 AN  UNFORGETTABLE (OUT)LOOK

Caravaggio or not Caravaggio? A report on the 11th April Study Day





"The Mother of Caravaggio is always pregnant", is the title of a provocative pamphlet by Tomaso Montanari, meant to emphasize how often we talk about discoveries without the support of adequate research. This is not the case of the painting from Empoli, for which the accomplished restoration was the occasion for a study day on "From Caravaggio. The St. John the Baptist and its copies ", attended by a large number of eminent scholars, including Professor Mina Gregori.( She,  an undisputed authority in the field at the opening declared to be  very interested and to be ready to learn more. What an enviable vitality and what an exemplary attitude!)
The scientific research (performed by Art-Test) on the painting now in Empoli, one of the known variants of this St John subject, provided rather interesting results which show e,g, that in fact it is not a nineteenth century copy as some speculated,  but a seventeenth century artwork. Moreover, IR reflectography allowed visualizing some interesting “pentimenti”, for example in the look.
Conference proceedings are due in September, but the communications given at the workshop are already available on line (http://ilraccontodellarte.com/) (in Italian). The talk by Art-Test is also on our YouTube channel (https: // www.youtube.com/channel/UCh8hj11mXK5ut4ajsT8V7kA).
After the greetings of the authorities, with the debate moderated by Bruno Santi, and the introduction to the works by Prof. Mina Gregori, Nicole Mayers’ communication related on the events that led the painting now in the collection to Kansas City, while Cristina Terzaghi focused on the collection Costa. The communication by Angela Cerasuolo explained the technical characteristics of the artwork now in Capodimonte, while Valfredo Siemoni reported on the evidence collected about the provenance of the painting now in Empoli. Cristina Gnoni and Sandra Pucci explained the restoration works and stressed the importance of them in reestablishing discernibility to the artwork. After the report of Art-Test on materials and techniques employed, Roberta Lapucci focused on iconographic aspects while Marco Masseti, archozoologoo, concluded with an interesting overview of animal furs employed for the iconography of St John.
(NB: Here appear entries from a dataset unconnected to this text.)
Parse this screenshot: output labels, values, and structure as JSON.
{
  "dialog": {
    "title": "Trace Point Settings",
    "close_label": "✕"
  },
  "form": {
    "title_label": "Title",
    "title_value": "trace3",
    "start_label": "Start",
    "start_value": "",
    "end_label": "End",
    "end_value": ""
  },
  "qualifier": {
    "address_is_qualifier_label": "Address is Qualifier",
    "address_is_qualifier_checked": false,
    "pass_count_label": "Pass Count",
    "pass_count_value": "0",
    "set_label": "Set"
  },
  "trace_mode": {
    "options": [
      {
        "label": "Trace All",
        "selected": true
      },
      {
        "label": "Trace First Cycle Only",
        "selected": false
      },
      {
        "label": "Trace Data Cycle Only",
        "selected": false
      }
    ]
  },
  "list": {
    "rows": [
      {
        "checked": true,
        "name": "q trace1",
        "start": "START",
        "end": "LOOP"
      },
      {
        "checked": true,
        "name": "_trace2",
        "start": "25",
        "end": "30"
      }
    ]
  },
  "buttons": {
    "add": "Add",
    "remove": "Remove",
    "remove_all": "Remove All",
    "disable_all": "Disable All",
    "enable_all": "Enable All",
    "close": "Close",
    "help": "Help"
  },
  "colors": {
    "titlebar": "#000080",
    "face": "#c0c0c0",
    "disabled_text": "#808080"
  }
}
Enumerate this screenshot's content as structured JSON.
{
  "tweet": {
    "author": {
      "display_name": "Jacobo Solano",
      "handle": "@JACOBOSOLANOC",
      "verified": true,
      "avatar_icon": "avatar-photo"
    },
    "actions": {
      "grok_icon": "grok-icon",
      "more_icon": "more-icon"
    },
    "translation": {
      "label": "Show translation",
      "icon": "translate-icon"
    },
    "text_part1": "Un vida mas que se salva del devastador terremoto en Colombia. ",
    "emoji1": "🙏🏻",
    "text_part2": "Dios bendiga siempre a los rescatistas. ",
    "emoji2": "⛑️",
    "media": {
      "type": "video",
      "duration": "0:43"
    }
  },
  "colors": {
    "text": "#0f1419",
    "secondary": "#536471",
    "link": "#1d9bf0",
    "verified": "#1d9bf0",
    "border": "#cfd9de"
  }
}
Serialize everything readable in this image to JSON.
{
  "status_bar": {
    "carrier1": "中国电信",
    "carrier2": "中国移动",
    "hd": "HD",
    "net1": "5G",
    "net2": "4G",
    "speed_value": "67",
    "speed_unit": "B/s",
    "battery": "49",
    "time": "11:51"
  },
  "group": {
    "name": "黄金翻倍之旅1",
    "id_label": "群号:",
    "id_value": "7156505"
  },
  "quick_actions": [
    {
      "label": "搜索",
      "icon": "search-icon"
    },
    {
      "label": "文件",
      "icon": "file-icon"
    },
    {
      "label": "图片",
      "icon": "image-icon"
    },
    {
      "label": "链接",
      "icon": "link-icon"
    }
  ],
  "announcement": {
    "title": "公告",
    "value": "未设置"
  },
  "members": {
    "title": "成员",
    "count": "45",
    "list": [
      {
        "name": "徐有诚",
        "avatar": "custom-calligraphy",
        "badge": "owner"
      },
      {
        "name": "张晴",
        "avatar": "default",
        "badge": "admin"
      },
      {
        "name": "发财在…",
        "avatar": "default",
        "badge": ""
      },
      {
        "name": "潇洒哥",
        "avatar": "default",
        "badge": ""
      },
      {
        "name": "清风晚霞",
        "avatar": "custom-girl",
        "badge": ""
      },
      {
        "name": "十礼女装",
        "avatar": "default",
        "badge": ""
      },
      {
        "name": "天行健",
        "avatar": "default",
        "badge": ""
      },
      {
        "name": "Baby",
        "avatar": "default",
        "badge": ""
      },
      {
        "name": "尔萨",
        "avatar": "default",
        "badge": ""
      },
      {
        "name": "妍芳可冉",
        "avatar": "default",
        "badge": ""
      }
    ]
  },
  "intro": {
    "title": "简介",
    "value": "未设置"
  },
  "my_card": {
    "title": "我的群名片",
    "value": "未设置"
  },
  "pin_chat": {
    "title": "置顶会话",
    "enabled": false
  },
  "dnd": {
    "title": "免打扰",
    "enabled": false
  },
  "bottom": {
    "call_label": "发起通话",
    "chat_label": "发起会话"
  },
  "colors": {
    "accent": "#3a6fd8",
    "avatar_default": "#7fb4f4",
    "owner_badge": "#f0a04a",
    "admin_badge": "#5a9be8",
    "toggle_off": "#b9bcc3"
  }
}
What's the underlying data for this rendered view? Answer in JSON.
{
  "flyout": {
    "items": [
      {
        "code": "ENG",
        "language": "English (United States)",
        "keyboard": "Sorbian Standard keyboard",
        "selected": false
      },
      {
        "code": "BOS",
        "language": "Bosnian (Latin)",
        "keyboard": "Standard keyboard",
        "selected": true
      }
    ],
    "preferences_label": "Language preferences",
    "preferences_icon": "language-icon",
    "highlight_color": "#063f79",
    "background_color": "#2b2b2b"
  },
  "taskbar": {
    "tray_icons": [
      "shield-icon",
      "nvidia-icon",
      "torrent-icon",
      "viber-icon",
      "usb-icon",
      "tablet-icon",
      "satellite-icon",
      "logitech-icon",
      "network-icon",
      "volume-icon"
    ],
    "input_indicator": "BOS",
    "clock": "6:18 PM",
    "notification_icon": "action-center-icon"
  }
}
( photo by: Marcantonio Perugino)
Copyright © *|2015|* *|Art-Test sas|*, All rights reserved.
You are receiving this email because you are in our personal       
mailing contacts.     


Our mailing address is:
Art-Test Sas
Via del Ronco 12 - FlorenceIA 50125 - Italy

unsubscribe from this list    update subscription preferences